CHARLESTON, W.Va. -- West Virginia politicians have long known you can't go wrong bending over for the gun lobby, but this session could set a record.
At last count, 20 bills are pending this session to weaken or repeal firearms regulations -- not to mention the bill to create a "Second Amendment" license plate, or House Speaker Rick Thompson's invitation to Beretta USA to relocate to West Virginia, touting our weak gun laws.
(A bill under consideration in the company's home state of Maryland to outlaw assault weapons and high-capacity magazines would make some of Beretta's products illegal in that state.)
Charleston Mayor Danny Jones was on point last week when he said one would think the gun lobby and gun rights' advocates would be keeping a low profile after the Newtown massacre -- but instead are redoubling efforts to repeal gun laws in gun-friendly regions such as our state.
Jones is understandably angry that legislators who don't live in the city -- and lobbyists who don't live in West Virginia -- are trying to repeal a city ordinance that seems to be working perfectly fine.
As Jones stated, Charleston's ordinance is designed not to keep law-abiding city residents from buying guns, but to cut down on out-of-state drug dealers coming in from Detroit, Cleveland, Washington and New York to sell drugs here, then use the profits to buy handguns to sell on the black market back in their home cities.
While the ordinance has not eliminated out-of-state drug traffic or gun violence in Charleston, it certainly pales in comparison to that of our sister city of Huntington, which has no restrictions on gun purchases.
By all indications, Delegate Mark Hunt, D-Kanawha, put the bill (HB2558) on the Political Subdivisions Committee agenda to placate Republicans on the committee, but believes the bill will not come up for consideration in House Judiciary Committee this session.
Speaking of Thompson, there's always rumors about what higher offices legislative leaders will seek, but the latest rumor about the speaker seems to have legs.
I'm advised that Thompson is seriously considering running for Wayne County sheriff in 2016.
That would mean seeking one more term in the House in 2014, then looking at a run for countywide office two years later, when he'll be 64.
At that point, Thompson presumably will have served 10 years as House speaker.

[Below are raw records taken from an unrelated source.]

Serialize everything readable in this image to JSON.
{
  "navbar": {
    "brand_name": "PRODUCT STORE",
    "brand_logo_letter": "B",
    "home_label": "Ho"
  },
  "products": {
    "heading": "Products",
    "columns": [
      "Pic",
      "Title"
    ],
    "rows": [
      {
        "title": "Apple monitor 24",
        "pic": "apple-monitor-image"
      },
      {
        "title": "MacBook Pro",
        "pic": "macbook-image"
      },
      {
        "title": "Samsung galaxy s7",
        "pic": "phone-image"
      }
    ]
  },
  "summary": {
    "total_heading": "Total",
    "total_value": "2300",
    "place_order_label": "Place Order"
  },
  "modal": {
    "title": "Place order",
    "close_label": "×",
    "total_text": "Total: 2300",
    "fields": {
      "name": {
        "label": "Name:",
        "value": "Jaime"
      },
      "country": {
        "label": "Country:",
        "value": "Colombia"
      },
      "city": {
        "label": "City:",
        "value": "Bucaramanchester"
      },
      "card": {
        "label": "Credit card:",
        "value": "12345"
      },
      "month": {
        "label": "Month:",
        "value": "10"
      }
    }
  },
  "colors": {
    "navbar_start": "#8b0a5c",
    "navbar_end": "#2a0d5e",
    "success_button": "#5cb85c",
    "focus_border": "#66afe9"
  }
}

By comparison, dealing with hardened criminals as a law enforcement officer should be a breeze ...